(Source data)
· · · · ·
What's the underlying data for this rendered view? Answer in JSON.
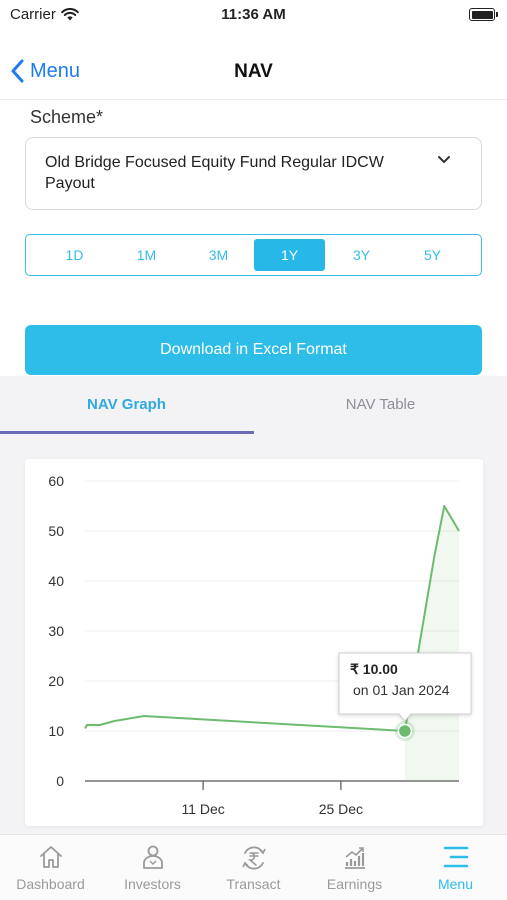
{
  "status": {
    "carrier": "Carrier",
    "time": "11:36 AM"
  },
  "nav": {
    "back_label": "Menu",
    "title": "NAV"
  },
  "scheme": {
    "label": "Scheme*",
    "value": "Old Bridge Focused Equity Fund Regular IDCW Payout"
  },
  "periods": [
    "1D",
    "1M",
    "3M",
    "1Y",
    "3Y",
    "5Y"
  ],
  "active_period": "1Y",
  "download_label": "Download in Excel Format",
  "tabs": {
    "graph": "NAV Graph",
    "table": "NAV Table",
    "active": "graph"
  },
  "chart_data": {
    "type": "line",
    "title": "",
    "xlabel": "",
    "ylabel": "",
    "ylim": [
      0,
      60
    ],
    "yticks": [
      0,
      10,
      20,
      30,
      40,
      50,
      60
    ],
    "xticks": [
      {
        "label": "11 Dec",
        "day": 11
      },
      {
        "label": "25 Dec",
        "day": 25
      }
    ],
    "xlim_days": [
      -1,
      37
    ],
    "grid": true,
    "series": [
      {
        "color": "#6dbb6f",
        "points": [
          {
            "day": -1,
            "value": 10.5
          },
          {
            "day": -0.8,
            "value": 11.2
          },
          {
            "day": 0.5,
            "value": 11.2
          },
          {
            "day": 2,
            "value": 12.0
          },
          {
            "day": 5,
            "value": 13.0
          },
          {
            "day": 31.5,
            "value": 10.0
          },
          {
            "day": 34.5,
            "value": 45.0
          },
          {
            "day": 35.5,
            "value": 55.0
          },
          {
            "day": 37,
            "value": 50.0
          }
        ]
      }
    ],
    "tooltip": {
      "price": "₹ 10.00",
      "date": "on 01 Jan 2024",
      "day": 31.5,
      "value": 10.0
    }
  },
  "bottom_tabs": [
    {
      "label": "Dashboard",
      "icon": "home-icon"
    },
    {
      "label": "Investors",
      "icon": "investors-icon"
    },
    {
      "label": "Transact",
      "icon": "rupee-transact-icon"
    },
    {
      "label": "Earnings",
      "icon": "earnings-chart-icon"
    },
    {
      "label": "Menu",
      "icon": "menu-icon"
    }
  ],
  "active_bottom_tab": "Menu",
  "colors": {
    "accent": "#2dbde8",
    "back_blue": "#1e7cf0",
    "line_green": "#6dbb6f",
    "tab_underline": "#6c6bb8"
  }
}
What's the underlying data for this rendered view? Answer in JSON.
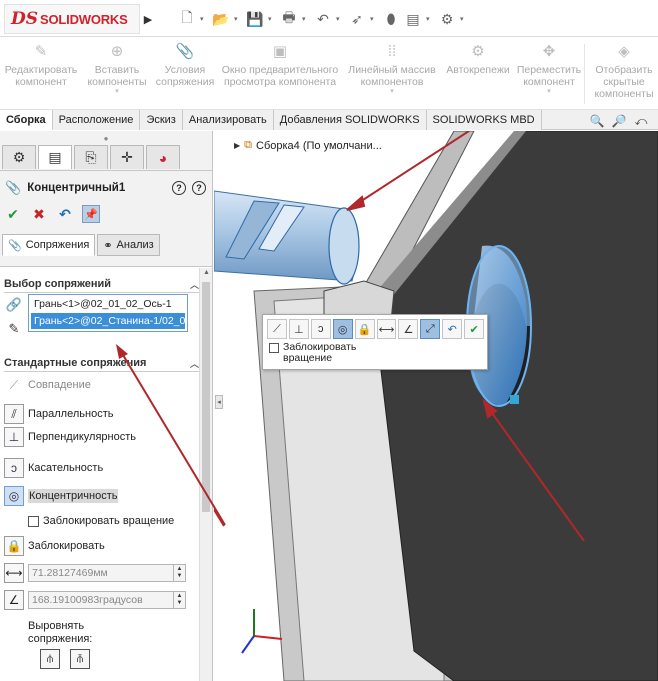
{
  "app": {
    "logo_prefix": "DS",
    "logo_text": "SOLIDWORKS",
    "logo_arrow": "▶"
  },
  "quick_access": [
    {
      "icon": "new-document-icon",
      "glyph": "🗋",
      "dropdown": "▾"
    },
    {
      "icon": "open-folder-icon",
      "glyph": "📂",
      "dropdown": "▾"
    },
    {
      "icon": "save-icon",
      "glyph": "💾",
      "dropdown": "▾"
    },
    {
      "icon": "print-icon",
      "glyph": "🖶",
      "dropdown": "▾"
    },
    {
      "icon": "undo-icon",
      "glyph": "↶",
      "dropdown": "▾"
    },
    {
      "icon": "select-pointer-icon",
      "glyph": "➶",
      "dropdown": "▾"
    },
    {
      "icon": "rebuild-icon",
      "glyph": "⬮",
      "dropdown": ""
    },
    {
      "icon": "file-properties-icon",
      "glyph": "▤",
      "dropdown": "▾"
    },
    {
      "icon": "options-gear-icon",
      "glyph": "⚙",
      "dropdown": "▾"
    }
  ],
  "commands": [
    {
      "name": "edit-component",
      "label1": "Редактировать",
      "label2": "компонент",
      "glyph": "✎",
      "arrow": ""
    },
    {
      "name": "insert-components",
      "label1": "Вставить",
      "label2": "компоненты",
      "glyph": "⊕",
      "arrow": "▾"
    },
    {
      "name": "mate-conditions",
      "label1": "Условия",
      "label2": "сопряжения",
      "glyph": "📎",
      "arrow": ""
    },
    {
      "name": "component-preview-window",
      "label1": "Окно предварительного",
      "label2": "просмотра компонента",
      "glyph": "▣",
      "arrow": ""
    },
    {
      "name": "linear-component-pattern",
      "label1": "Линейный массив",
      "label2": "компонентов",
      "glyph": "⁞⁞",
      "arrow": "▾"
    },
    {
      "name": "smart-fasteners",
      "label1": "Автокрепежи",
      "label2": "",
      "glyph": "⚙",
      "arrow": ""
    },
    {
      "name": "move-component",
      "label1": "Переместить",
      "label2": "компонент",
      "glyph": "✥",
      "arrow": "▾"
    },
    {
      "name": "show-hidden-components",
      "label1": "Отобразить",
      "label2": "скрытые",
      "label3": "компоненты",
      "glyph": "◈",
      "arrow": ""
    }
  ],
  "tabs": [
    "Сборка",
    "Расположение",
    "Эскиз",
    "Анализировать",
    "Добавления SOLIDWORKS",
    "SOLIDWORKS MBD"
  ],
  "panel": {
    "grip": "●",
    "title": "Концентричный1",
    "subtabs": [
      "Сопряжения",
      "Анализ"
    ],
    "section_selection": "Выбор сопряжений",
    "selections": [
      "Грань<1>@02_01_02_Ось-1",
      "Грань<2>@02_Станина-1/02_0"
    ],
    "section_standard": "Стандартные сопряжения",
    "mates": [
      {
        "label": "Совпадение",
        "glyph": "⟋",
        "state": "dim"
      },
      {
        "label": "Параллельность",
        "glyph": "⫽",
        "state": "normal"
      },
      {
        "label": "Перпендикулярность",
        "glyph": "⊥",
        "state": "normal"
      },
      {
        "label": "Касательность",
        "glyph": "ↄ",
        "state": "normal"
      },
      {
        "label": "Концентричность",
        "glyph": "◎",
        "state": "selected"
      }
    ],
    "lock_rotation": "Заблокировать вращение",
    "lock": "Заблокировать",
    "distance_value": "71.28127469мм",
    "angle_value": "168.19100983градусов",
    "align_label_1": "Выровнять",
    "align_label_2": "сопряжения:"
  },
  "viewport": {
    "tree_label": "Сборка4  (По умолчани...",
    "context_checkbox_line1": "Заблокировать",
    "context_checkbox_line2": "вращение",
    "annotation_color": "#b0282b"
  }
}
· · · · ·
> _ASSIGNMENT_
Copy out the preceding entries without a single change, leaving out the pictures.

> _WRITTEN REPLY_
What's the underlying data for this rendered view? Answer in JSON.
{
  "status": {
    "carrier": "Carrier",
    "time": "11:36 AM"
  },
  "nav": {
    "back_label": "Menu",
    "title": "NAV"
  },
  "scheme": {
    "label": "Scheme*",
    "value": "Old Bridge Focused Equity Fund Regular IDCW Payout"
  },
  "periods": [
    "1D",
    "1M",
    "3M",
    "1Y",
    "3Y",
    "5Y"
  ],
  "active_period": "1Y",
  "download_label": "Download in Excel Format",
  "tabs": {
    "graph": "NAV Graph",
    "table": "NAV Table",
    "active": "graph"
  },
  "chart_data": {
    "type": "line",
    "title": "",
    "xlabel": "",
    "ylabel": "",
    "ylim": [
      0,
      60
    ],
    "yticks": [
      0,
      10,
      20,
      30,
      40,
      50,
      60
    ],
    "xticks": [
      {
        "label": "11 Dec",
        "day": 11
      },
      {
        "label": "25 Dec",
        "day": 25
      }
    ],
    "xlim_days": [
      -1,
      37
    ],
    "grid": true,
    "series": [
      {
        "color": "#6dbb6f",
        "points": [
          {
            "day": -1,
            "value": 10.5
          },
          {
            "day": -0.8,
            "value": 11.2
          },
          {
            "day": 0.5,
            "value": 11.2
          },
          {
            "day": 2,
            "value": 12.0
          },
          {
            "day": 5,
            "value": 13.0
          },
          {
            "day": 31.5,
            "value": 10.0
          },
          {
            "day": 34.5,
            "value": 45.0
          },
          {
            "day": 35.5,
            "value": 55.0
          },
          {
            "day": 37,
            "value": 50.0
          }
        ]
      }
    ],
    "tooltip": {
      "price": "₹ 10.00",
      "date": "on 01 Jan 2024",
      "day": 31.5,
      "value": 10.0
    }
  },
  "bottom_tabs": [
    {
      "label": "Dashboard",
      "icon": "home-icon"
    },
    {
      "label": "Investors",
      "icon": "investors-icon"
    },
    {
      "label": "Transact",
      "icon": "rupee-transact-icon"
    },
    {
      "label": "Earnings",
      "icon": "earnings-chart-icon"
    },
    {
      "label": "Menu",
      "icon": "menu-icon"
    }
  ],
  "active_bottom_tab": "Menu",
  "colors": {
    "accent": "#2dbde8",
    "back_blue": "#1e7cf0",
    "line_green": "#6dbb6f",
    "tab_underline": "#6c6bb8"
  }
}
What's the underlying data for this rendered view? Answer in JSON.
{
  "app": {
    "logo_prefix": "DS",
    "logo_text": "SOLIDWORKS",
    "logo_arrow": "▶"
  },
  "quick_access": [
    {
      "icon": "new-document-icon",
      "glyph": "🗋",
      "dropdown": "▾"
    },
    {
      "icon": "open-folder-icon",
      "glyph": "📂",
      "dropdown": "▾"
    },
    {
      "icon": "save-icon",
      "glyph": "💾",
      "dropdown": "▾"
    },
    {
      "icon": "print-icon",
      "glyph": "🖶",
      "dropdown": "▾"
    },
    {
      "icon": "undo-icon",
      "glyph": "↶",
      "dropdown": "▾"
    },
    {
      "icon": "select-pointer-icon",
      "glyph": "➶",
      "dropdown": "▾"
    },
    {
      "icon": "rebuild-icon",
      "glyph": "⬮",
      "dropdown": ""
    },
    {
      "icon": "file-properties-icon",
      "glyph": "▤",
      "dropdown": "▾"
    },
    {
      "icon": "options-gear-icon",
      "glyph": "⚙",
      "dropdown": "▾"
    }
  ],
  "commands": [
    {
      "name": "edit-component",
      "label1": "Редактировать",
      "label2": "компонент",
      "glyph": "✎",
      "arrow": ""
    },
    {
      "name": "insert-components",
      "label1": "Вставить",
      "label2": "компоненты",
      "glyph": "⊕",
      "arrow": "▾"
    },
    {
      "name": "mate-conditions",
      "label1": "Условия",
      "label2": "сопряжения",
      "glyph": "📎",
      "arrow": ""
    },
    {
      "name": "component-preview-window",
      "label1": "Окно предварительного",
      "label2": "просмотра компонента",
      "glyph": "▣",
      "arrow": ""
    },
    {
      "name": "linear-component-pattern",
      "label1": "Линейный массив",
      "label2": "компонентов",
      "glyph": "⁞⁞",
      "arrow": "▾"
    },
    {
      "name": "smart-fasteners",
      "label1": "Автокрепежи",
      "label2": "",
      "glyph": "⚙",
      "arrow": ""
    },
    {
      "name": "move-component",
      "label1": "Переместить",
      "label2": "компонент",
      "glyph": "✥",
      "arrow": "▾"
    },
    {
      "name": "show-hidden-components",
      "label1": "Отобразить",
      "label2": "скрытые",
      "label3": "компоненты",
      "glyph": "◈",
      "arrow": ""
    }
  ],
  "tabs": [
    "Сборка",
    "Расположение",
    "Эскиз",
    "Анализировать",
    "Добавления SOLIDWORKS",
    "SOLIDWORKS MBD"
  ],
  "panel": {
    "grip": "●",
    "title": "Концентричный1",
    "subtabs": [
      "Сопряжения",
      "Анализ"
    ],
    "section_selection": "Выбор сопряжений",
    "selections": [
      "Грань<1>@02_01_02_Ось-1",
      "Грань<2>@02_Станина-1/02_0"
    ],
    "section_standard": "Стандартные сопряжения",
    "mates": [
      {
        "label": "Совпадение",
        "glyph": "⟋",
        "state": "dim"
      },
      {
        "label": "Параллельность",
        "glyph": "⫽",
        "state": "normal"
      },
      {
        "label": "Перпендикулярность",
        "glyph": "⊥",
        "state": "normal"
      },
      {
        "label": "Касательность",
        "glyph": "ↄ",
        "state": "normal"
      },
      {
        "label": "Концентричность",
        "glyph": "◎",
        "state": "selected"
      }
    ],
    "lock_rotation": "Заблокировать вращение",
    "lock": "Заблокировать",
    "distance_value": "71.28127469мм",
    "angle_value": "168.19100983градусов",
    "align_label_1": "Выровнять",
    "align_label_2": "сопряжения:"
  },
  "viewport": {
    "tree_label": "Сборка4  (По умолчани...",
    "context_checkbox_line1": "Заблокировать",
    "context_checkbox_line2": "вращение",
    "annotation_color": "#b0282b"
  }
}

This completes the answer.